Weather Resistance


The Phantom did quite well in our weather testing despite having the lighter of the two face fabrics available and no water-resistant down. We think removing the water-resistant down this year was a misstep by Mountain Hardwear, and could make this bag really shine on a single night open bivouac. Despite this, we were able to sleep comfortably outside and brush off the frost that accumulated on the top of the bag from our body heat/moisture.

The Mountain Hardwear Phantom 0F catches its first light of the day to thaw out from a frozen night. Note the shaping of the baffles. Mountain Hardwear opted for vertical baffles over the chest to reduce downshifting in our most mobile part of the body during a night's sleep. The foot box  draft collar  and hood are also of excellent quality and very lofty. It's a shame it is no longer filled with Hydrophobic down.
The Mountain Hardwear Phantom 0F catches its first light of the day to thaw out from a frozen night. Note the shaping of the baffles. Mountain Hardwear opted for vertical baffles over the chest to reduce downshifting in our most mobile part of the body during a night's sleep. The foot box, draft collar, and hood are also of excellent quality and very lofty. It's a shame it is no longer filled with Hydrophobic down.

Value


We think this is a great value for a high-end winter bag that will see a lot of overnights in the alpine. If you are an occasional winter camper, this bag may be a little overkill. If you see yourself sleeping out on a variety of climbs, ski tours, and cold weather excursions, the high-end materials and construction make sense to spend the money on. After all, this option shaves over a pound off your back versus budget competitors.

Conclusion


The Phantom 0 is an extremely warm, snug-fitting, light, and weather-resistant down bag that packs down small. Without water-resistant down and an upper head cinch, this bag comes close to perfect but just barely misses the mark. You can't go wrong with the Phantom 0 if you fit in this bag comfortably.

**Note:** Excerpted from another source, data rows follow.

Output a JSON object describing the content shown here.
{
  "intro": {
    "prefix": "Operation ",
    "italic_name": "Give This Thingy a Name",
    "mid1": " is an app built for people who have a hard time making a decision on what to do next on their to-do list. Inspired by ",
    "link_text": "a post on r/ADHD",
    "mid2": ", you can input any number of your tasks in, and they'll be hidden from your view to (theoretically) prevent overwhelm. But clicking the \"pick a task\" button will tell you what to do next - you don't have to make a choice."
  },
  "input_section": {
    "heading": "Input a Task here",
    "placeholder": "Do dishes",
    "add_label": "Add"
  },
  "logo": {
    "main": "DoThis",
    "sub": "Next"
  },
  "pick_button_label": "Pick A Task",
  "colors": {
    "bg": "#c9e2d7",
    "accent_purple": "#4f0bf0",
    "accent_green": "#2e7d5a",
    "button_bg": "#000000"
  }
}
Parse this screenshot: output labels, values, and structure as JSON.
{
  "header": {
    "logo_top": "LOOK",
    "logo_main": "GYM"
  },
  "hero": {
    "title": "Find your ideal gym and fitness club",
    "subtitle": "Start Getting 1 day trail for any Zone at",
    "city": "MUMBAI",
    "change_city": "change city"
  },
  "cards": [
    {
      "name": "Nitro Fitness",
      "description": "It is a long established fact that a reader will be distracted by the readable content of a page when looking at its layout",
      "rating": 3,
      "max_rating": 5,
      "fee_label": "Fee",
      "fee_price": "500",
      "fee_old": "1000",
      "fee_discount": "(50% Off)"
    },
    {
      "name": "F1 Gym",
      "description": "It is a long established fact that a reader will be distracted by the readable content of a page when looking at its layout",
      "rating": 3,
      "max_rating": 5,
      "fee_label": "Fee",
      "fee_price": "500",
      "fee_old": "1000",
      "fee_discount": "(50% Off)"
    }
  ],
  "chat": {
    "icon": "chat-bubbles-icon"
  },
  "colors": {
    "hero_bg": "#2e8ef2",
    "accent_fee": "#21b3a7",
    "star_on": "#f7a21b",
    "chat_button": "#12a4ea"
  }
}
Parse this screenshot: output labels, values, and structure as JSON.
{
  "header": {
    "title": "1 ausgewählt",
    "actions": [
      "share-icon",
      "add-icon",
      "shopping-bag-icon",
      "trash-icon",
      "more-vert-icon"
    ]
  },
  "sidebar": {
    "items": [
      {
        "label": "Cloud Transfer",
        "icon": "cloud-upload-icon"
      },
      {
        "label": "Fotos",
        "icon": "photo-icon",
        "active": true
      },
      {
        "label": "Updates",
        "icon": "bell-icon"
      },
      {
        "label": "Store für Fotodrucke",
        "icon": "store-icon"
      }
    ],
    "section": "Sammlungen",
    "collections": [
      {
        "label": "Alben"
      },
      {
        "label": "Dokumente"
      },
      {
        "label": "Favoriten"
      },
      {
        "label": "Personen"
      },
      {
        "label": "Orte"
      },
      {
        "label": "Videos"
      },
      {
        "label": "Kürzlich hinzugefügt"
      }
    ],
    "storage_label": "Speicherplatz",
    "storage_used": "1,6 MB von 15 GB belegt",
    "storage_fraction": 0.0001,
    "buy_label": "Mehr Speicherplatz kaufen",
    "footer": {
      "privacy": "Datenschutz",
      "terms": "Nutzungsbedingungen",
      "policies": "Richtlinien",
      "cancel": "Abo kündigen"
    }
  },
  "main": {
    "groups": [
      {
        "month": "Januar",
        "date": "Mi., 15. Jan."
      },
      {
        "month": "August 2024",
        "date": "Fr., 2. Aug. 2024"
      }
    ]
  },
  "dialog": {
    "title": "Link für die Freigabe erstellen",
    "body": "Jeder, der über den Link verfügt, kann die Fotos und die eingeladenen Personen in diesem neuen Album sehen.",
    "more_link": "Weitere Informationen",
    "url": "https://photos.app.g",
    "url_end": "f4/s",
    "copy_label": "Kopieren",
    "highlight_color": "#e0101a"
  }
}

Mountain Hardwear Phantom 0F in its included storage sack
Mountain Hardwear Phantom 0F in its included storage sack


Jeff Rogers